» **SOURCE DATA**:
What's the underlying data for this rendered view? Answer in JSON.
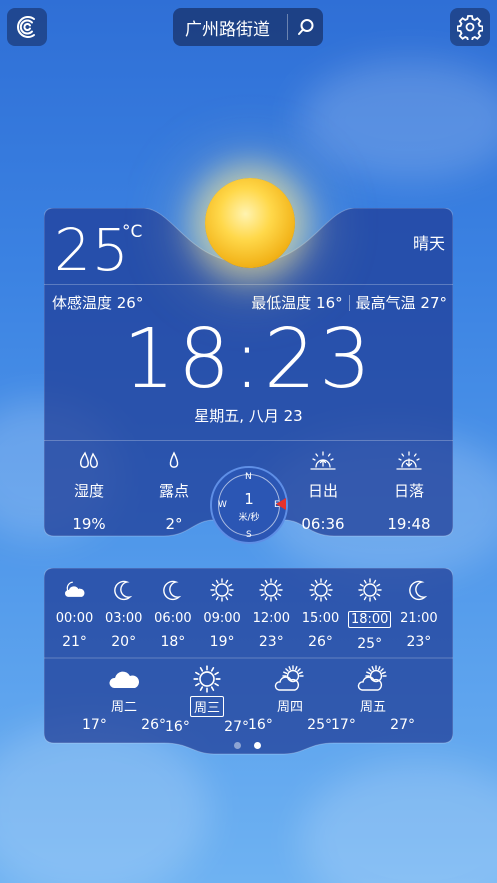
{
  "header": {
    "city": "广州路街道",
    "logo_icon": "app-logo-icon",
    "search_icon": "search-icon",
    "settings_icon": "gear-icon"
  },
  "current": {
    "temperature": "25",
    "unit": "°C",
    "condition": "晴天",
    "feels_like": "体感温度 26°",
    "min_temp": "最低温度 16°",
    "max_temp": "最高气温 27°",
    "time": "18:23",
    "date": "星期五, 八月 23"
  },
  "stats": {
    "humidity": {
      "label": "湿度",
      "value": "19%"
    },
    "dew_point": {
      "label": "露点",
      "value": "2°"
    },
    "sunrise": {
      "label": "日出",
      "value": "06:36"
    },
    "sunset": {
      "label": "日落",
      "value": "19:48"
    }
  },
  "wind": {
    "speed": "1",
    "unit": "米/秒",
    "n": "N",
    "s": "S",
    "w": "W",
    "e": "E"
  },
  "hourly": [
    {
      "time": "00:00",
      "temp": "21°",
      "icon": "partly-cloudy-night-icon"
    },
    {
      "time": "03:00",
      "temp": "20°",
      "icon": "moon-icon"
    },
    {
      "time": "06:00",
      "temp": "18°",
      "icon": "moon-icon"
    },
    {
      "time": "09:00",
      "temp": "19°",
      "icon": "sun-icon"
    },
    {
      "time": "12:00",
      "temp": "23°",
      "icon": "sun-icon"
    },
    {
      "time": "15:00",
      "temp": "26°",
      "icon": "sun-icon"
    },
    {
      "time": "18:00",
      "temp": "25°",
      "icon": "sun-icon",
      "selected": true
    },
    {
      "time": "21:00",
      "temp": "23°",
      "icon": "moon-icon"
    }
  ],
  "daily": [
    {
      "day": "周二",
      "low": "17°",
      "high": "26°",
      "icon": "cloud-icon"
    },
    {
      "day": "周三",
      "low": "16°",
      "high": "27°",
      "icon": "sun-icon",
      "selected": true
    },
    {
      "day": "周四",
      "low": "16°",
      "high": "25°",
      "icon": "partly-cloudy-icon"
    },
    {
      "day": "周五",
      "low": "17°",
      "high": "27°",
      "icon": "partly-cloudy-icon"
    }
  ],
  "pager": {
    "count": 2,
    "active": 1
  }
}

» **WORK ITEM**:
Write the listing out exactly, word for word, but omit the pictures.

» **RESULT OF THE TASK**:
What's the underlying data for this rendered view? Answer in JSON.
{
  "header": {
    "city": "广州路街道",
    "logo_icon": "app-logo-icon",
    "search_icon": "search-icon",
    "settings_icon": "gear-icon"
  },
  "current": {
    "temperature": "25",
    "unit": "°C",
    "condition": "晴天",
    "feels_like": "体感温度 26°",
    "min_temp": "最低温度 16°",
    "max_temp": "最高气温 27°",
    "time": "18:23",
    "date": "星期五, 八月 23"
  },
  "stats": {
    "humidity": {
      "label": "湿度",
      "value": "19%"
    },
    "dew_point": {
      "label": "露点",
      "value": "2°"
    },
    "sunrise": {
      "label": "日出",
      "value": "06:36"
    },
    "sunset": {
      "label": "日落",
      "value": "19:48"
    }
  },
  "wind": {
    "speed": "1",
    "unit": "米/秒",
    "n": "N",
    "s": "S",
    "w": "W",
    "e": "E"
  },
  "hourly": [
    {
      "time": "00:00",
      "temp": "21°",
      "icon": "partly-cloudy-night-icon"
    },
    {
      "time": "03:00",
      "temp": "20°",
      "icon": "moon-icon"
    },
    {
      "time": "06:00",
      "temp": "18°",
      "icon": "moon-icon"
    },
    {
      "time": "09:00",
      "temp": "19°",
      "icon": "sun-icon"
    },
    {
      "time": "12:00",
      "temp": "23°",
      "icon": "sun-icon"
    },
    {
      "time": "15:00",
      "temp": "26°",
      "icon": "sun-icon"
    },
    {
      "time": "18:00",
      "temp": "25°",
      "icon": "sun-icon",
      "selected": true
    },
    {
      "time": "21:00",
      "temp": "23°",
      "icon": "moon-icon"
    }
  ],
  "daily": [
    {
      "day": "周二",
      "low": "17°",
      "high": "26°",
      "icon": "cloud-icon"
    },
    {
      "day": "周三",
      "low": "16°",
      "high": "27°",
      "icon": "sun-icon",
      "selected": true
    },
    {
      "day": "周四",
      "low": "16°",
      "high": "25°",
      "icon": "partly-cloudy-icon"
    },
    {
      "day": "周五",
      "low": "17°",
      "high": "27°",
      "icon": "partly-cloudy-icon"
    }
  ],
  "pager": {
    "count": 2,
    "active": 1
  }
}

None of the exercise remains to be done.